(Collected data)
════════════════════

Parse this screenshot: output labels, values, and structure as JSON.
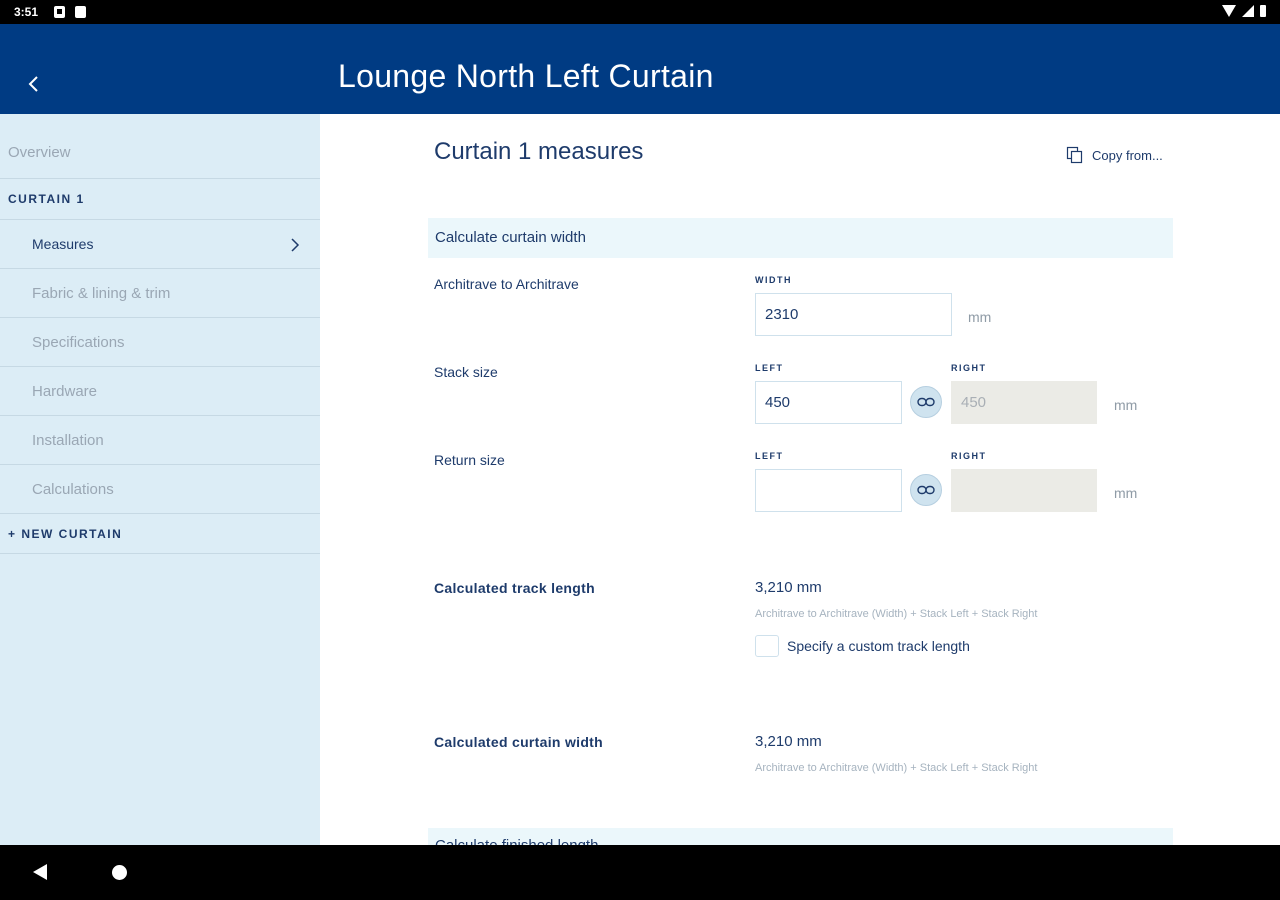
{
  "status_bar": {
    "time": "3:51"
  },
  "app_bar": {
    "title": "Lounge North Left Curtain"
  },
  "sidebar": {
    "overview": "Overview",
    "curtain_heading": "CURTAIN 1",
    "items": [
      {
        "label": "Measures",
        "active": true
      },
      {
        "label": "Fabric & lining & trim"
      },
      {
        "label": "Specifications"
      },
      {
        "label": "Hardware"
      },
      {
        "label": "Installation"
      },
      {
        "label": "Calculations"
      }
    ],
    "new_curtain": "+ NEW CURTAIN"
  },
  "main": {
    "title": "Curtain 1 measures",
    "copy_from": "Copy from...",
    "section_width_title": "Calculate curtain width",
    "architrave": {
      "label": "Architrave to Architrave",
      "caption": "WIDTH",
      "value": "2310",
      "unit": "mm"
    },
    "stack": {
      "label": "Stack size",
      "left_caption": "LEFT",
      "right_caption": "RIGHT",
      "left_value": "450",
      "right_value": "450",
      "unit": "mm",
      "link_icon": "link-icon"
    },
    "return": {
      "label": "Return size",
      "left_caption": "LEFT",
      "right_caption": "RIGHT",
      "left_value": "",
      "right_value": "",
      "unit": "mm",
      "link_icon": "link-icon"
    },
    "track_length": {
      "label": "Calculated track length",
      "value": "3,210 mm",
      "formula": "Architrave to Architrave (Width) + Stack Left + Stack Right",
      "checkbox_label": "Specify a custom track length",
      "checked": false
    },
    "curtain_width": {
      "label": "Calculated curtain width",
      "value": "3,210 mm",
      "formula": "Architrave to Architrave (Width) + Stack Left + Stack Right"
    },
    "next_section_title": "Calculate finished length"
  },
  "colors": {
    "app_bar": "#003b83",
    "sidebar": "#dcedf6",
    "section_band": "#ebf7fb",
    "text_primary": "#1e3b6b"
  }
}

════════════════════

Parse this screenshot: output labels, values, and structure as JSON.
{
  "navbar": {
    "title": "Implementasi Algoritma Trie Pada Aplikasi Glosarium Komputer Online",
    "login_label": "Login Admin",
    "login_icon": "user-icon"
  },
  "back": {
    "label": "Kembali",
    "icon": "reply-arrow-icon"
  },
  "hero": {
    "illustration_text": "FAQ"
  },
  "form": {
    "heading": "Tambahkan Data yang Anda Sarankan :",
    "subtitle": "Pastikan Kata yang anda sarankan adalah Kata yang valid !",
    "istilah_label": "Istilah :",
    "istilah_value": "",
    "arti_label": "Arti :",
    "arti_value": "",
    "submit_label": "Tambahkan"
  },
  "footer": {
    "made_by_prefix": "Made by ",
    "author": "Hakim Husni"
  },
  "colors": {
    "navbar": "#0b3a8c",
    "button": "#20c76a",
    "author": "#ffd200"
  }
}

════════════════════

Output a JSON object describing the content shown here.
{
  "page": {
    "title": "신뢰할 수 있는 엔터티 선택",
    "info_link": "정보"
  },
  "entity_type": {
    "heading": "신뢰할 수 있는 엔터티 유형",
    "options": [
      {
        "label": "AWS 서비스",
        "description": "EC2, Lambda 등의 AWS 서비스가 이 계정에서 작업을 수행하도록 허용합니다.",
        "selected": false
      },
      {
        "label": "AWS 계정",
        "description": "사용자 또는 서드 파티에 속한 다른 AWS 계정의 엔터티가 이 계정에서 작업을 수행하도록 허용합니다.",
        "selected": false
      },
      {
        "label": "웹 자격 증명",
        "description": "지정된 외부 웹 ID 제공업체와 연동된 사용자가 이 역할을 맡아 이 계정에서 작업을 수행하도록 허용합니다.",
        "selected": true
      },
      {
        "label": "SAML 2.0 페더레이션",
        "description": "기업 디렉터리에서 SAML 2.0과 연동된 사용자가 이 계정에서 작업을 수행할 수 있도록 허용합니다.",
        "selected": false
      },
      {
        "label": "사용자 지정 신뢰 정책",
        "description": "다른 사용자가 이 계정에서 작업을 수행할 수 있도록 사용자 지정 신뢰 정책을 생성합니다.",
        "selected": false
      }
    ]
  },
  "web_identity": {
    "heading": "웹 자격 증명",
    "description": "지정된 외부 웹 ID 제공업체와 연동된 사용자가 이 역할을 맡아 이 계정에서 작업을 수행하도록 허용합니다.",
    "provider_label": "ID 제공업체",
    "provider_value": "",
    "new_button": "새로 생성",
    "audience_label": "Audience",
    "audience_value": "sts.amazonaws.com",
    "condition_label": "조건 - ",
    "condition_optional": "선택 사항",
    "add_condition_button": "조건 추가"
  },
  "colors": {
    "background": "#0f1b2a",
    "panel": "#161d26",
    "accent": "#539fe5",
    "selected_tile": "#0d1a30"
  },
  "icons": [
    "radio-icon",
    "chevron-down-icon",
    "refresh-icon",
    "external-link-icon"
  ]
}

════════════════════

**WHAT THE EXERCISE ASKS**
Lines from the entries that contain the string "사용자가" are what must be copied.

**EXPECTED ANSWER**
        "description": "지정된 외부 웹 ID 제공업체와 연동된 사용자가 이 역할을 맡아 이 계정에서 작업을 수행하도록 허용합니다.",
        "description": "기업 디렉터리에서 SAML 2.0과 연동된 사용자가 이 계정에서 작업을 수행할 수 있도록 허용합니다.",
        "description": "다른 사용자가 이 계정에서 작업을 수행할 수 있도록 사용자 지정 신뢰 정책을 생성합니다.",
    "description": "지정된 외부 웹 ID 제공업체와 연동된 사용자가 이 역할을 맡아 이 계정에서 작업을 수행하도록 허용합니다.",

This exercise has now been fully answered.